## Exercise details
Your response should consist of one number, the count of lines below that contain "true".

## Exercise data
···

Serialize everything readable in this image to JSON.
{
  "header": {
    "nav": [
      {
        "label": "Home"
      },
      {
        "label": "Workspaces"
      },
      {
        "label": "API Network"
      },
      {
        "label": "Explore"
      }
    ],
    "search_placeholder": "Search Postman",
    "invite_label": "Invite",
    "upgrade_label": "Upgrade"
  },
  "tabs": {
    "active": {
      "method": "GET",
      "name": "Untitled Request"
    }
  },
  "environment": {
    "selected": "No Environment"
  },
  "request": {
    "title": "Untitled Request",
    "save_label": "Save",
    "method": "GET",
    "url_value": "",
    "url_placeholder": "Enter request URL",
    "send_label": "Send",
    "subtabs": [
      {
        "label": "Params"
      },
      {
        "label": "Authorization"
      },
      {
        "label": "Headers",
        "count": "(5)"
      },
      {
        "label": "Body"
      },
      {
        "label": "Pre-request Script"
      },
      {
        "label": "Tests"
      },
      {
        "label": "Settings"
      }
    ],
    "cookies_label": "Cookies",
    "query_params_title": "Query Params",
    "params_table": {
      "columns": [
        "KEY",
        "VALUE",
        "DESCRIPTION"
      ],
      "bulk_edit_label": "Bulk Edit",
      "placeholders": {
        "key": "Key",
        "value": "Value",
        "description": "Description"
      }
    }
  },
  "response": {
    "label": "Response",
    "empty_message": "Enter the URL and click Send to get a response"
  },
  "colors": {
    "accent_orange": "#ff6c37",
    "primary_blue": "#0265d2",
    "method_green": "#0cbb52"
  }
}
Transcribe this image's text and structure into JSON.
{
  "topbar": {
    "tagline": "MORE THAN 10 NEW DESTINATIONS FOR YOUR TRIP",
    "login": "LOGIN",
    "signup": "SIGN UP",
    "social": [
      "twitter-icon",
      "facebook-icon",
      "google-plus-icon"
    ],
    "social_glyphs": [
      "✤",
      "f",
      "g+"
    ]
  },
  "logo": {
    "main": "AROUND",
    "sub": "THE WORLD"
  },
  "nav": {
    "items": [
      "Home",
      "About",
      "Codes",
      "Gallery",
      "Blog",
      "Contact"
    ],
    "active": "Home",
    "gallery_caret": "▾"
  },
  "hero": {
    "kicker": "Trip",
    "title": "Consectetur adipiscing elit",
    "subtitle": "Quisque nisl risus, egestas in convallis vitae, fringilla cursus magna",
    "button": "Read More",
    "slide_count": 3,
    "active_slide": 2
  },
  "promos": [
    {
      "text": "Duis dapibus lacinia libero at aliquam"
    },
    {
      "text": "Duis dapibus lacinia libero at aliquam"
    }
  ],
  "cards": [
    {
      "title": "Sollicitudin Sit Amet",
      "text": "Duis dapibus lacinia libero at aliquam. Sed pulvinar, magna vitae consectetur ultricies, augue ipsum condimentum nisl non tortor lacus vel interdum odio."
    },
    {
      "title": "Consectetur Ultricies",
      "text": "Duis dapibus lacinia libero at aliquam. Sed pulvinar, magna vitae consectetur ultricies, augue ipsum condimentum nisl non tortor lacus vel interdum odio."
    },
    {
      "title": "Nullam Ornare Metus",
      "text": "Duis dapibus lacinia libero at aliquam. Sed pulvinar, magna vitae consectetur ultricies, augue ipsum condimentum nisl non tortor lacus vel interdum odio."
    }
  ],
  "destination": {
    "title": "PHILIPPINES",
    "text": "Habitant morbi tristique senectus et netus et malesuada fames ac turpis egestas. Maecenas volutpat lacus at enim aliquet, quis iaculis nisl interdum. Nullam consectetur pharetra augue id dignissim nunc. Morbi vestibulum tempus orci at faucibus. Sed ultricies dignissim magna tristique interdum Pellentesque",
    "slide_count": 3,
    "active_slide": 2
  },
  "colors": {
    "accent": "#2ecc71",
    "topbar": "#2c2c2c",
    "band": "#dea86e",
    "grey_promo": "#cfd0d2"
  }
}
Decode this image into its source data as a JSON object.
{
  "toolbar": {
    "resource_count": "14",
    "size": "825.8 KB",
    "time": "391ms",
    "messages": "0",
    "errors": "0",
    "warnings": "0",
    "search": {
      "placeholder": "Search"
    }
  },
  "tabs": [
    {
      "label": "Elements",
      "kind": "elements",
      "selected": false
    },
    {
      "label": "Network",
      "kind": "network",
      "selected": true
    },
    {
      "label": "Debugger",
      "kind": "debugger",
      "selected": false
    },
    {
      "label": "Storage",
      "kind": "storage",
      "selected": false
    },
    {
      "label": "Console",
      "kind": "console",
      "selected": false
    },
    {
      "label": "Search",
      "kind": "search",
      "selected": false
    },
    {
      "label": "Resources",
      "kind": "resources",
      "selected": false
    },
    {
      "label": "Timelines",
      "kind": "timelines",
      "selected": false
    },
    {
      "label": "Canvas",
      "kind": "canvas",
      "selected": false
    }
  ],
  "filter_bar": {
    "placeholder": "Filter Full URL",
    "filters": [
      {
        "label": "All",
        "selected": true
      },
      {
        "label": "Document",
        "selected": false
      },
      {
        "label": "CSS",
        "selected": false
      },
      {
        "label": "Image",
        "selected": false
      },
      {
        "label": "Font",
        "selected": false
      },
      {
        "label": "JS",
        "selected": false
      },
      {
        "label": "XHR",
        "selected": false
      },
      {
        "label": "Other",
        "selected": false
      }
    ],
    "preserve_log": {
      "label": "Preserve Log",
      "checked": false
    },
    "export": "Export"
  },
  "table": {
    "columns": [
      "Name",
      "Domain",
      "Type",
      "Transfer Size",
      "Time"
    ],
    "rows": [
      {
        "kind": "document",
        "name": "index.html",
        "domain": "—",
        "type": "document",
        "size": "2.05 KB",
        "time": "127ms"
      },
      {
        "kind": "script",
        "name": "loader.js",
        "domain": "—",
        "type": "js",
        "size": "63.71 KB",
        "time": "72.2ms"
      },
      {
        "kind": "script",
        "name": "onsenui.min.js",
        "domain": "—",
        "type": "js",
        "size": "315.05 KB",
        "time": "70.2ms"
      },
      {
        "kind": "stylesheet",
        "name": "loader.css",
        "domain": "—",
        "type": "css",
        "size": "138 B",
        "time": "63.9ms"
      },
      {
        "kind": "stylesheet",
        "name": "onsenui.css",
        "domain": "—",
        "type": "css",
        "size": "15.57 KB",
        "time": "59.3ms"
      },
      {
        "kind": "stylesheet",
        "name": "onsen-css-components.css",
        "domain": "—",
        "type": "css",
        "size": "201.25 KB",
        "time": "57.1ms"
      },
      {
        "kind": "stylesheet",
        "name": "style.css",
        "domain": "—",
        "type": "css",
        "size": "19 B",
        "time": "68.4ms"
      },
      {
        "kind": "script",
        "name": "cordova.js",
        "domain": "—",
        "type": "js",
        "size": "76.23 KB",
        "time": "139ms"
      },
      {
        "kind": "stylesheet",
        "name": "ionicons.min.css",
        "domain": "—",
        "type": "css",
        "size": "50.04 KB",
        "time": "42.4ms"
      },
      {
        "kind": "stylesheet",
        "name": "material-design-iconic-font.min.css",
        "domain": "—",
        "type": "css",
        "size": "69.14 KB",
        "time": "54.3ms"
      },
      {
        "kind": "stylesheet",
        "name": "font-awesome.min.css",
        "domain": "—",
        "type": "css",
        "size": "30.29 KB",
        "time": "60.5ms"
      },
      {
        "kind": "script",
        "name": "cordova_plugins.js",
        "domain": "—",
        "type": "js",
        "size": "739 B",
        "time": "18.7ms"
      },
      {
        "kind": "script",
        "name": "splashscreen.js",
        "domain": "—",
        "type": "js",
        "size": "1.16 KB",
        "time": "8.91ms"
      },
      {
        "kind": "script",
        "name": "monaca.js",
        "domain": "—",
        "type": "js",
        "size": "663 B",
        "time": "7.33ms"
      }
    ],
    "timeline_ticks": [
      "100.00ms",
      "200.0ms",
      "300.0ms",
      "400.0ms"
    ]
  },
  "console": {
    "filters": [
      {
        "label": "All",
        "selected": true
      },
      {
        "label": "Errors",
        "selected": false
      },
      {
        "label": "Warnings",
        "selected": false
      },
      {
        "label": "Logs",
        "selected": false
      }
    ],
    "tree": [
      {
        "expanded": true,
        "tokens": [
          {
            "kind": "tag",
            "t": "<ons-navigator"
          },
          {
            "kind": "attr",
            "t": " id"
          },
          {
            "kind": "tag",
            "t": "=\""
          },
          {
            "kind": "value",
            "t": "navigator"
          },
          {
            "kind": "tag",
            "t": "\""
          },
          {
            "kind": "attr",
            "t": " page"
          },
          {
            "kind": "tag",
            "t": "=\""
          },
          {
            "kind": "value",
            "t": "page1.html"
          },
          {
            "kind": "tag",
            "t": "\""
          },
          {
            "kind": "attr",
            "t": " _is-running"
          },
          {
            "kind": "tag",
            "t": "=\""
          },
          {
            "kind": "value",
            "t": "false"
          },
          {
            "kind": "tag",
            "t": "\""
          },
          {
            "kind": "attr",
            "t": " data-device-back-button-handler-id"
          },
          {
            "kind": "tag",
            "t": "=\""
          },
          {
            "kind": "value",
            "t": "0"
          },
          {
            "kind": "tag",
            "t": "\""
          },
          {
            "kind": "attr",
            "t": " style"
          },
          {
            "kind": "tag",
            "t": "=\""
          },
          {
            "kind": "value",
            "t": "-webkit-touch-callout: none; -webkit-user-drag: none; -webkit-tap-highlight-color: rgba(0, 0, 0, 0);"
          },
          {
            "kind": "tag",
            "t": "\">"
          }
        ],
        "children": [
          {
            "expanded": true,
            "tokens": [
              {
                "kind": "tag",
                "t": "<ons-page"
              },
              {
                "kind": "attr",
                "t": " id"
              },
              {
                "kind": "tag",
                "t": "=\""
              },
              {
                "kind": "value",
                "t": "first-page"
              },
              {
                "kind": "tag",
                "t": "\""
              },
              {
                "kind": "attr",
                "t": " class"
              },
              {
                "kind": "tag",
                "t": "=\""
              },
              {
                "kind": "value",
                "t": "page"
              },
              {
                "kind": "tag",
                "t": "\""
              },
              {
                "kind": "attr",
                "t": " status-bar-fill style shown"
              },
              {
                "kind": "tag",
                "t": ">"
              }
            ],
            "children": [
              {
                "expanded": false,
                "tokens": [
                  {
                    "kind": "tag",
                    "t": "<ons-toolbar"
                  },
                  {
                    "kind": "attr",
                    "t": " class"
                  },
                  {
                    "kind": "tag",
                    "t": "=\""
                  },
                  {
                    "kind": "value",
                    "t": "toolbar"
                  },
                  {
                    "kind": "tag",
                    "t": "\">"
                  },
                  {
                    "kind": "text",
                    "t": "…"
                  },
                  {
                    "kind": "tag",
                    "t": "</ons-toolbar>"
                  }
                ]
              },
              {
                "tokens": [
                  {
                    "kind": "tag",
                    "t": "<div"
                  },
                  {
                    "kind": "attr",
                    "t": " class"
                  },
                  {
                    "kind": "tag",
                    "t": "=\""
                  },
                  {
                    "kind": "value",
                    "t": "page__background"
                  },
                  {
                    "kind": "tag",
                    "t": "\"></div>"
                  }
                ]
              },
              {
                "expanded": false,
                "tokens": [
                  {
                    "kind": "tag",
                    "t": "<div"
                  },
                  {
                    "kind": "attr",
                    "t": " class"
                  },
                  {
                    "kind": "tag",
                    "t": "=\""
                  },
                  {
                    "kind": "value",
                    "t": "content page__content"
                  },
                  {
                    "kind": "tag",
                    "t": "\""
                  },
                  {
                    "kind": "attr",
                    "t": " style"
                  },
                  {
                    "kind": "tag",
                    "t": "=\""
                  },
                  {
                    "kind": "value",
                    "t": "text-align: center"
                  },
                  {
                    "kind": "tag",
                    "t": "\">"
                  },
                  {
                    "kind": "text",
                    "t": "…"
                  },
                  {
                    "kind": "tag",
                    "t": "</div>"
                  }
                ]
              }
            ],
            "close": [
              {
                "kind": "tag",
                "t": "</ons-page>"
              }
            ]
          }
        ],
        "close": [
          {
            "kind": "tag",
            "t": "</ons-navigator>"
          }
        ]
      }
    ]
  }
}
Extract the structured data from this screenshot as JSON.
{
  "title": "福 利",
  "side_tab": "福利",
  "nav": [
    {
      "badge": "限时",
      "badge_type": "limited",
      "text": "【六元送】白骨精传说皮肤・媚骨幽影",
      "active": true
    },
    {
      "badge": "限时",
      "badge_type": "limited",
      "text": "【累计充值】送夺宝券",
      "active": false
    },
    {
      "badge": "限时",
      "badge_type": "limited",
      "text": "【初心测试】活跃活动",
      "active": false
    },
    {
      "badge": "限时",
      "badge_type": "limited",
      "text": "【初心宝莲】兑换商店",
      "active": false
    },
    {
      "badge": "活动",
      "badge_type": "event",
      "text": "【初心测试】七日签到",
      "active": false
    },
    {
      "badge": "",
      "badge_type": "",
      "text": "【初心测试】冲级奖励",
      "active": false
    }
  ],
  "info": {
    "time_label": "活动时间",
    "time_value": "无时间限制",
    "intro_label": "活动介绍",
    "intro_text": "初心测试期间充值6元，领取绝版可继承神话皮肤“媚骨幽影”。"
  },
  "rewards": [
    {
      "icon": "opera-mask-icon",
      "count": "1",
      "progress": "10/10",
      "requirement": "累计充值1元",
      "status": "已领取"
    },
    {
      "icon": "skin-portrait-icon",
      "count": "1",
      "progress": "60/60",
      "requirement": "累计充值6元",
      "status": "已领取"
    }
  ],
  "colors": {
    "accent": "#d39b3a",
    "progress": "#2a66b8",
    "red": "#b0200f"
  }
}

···

## Exercise solution
6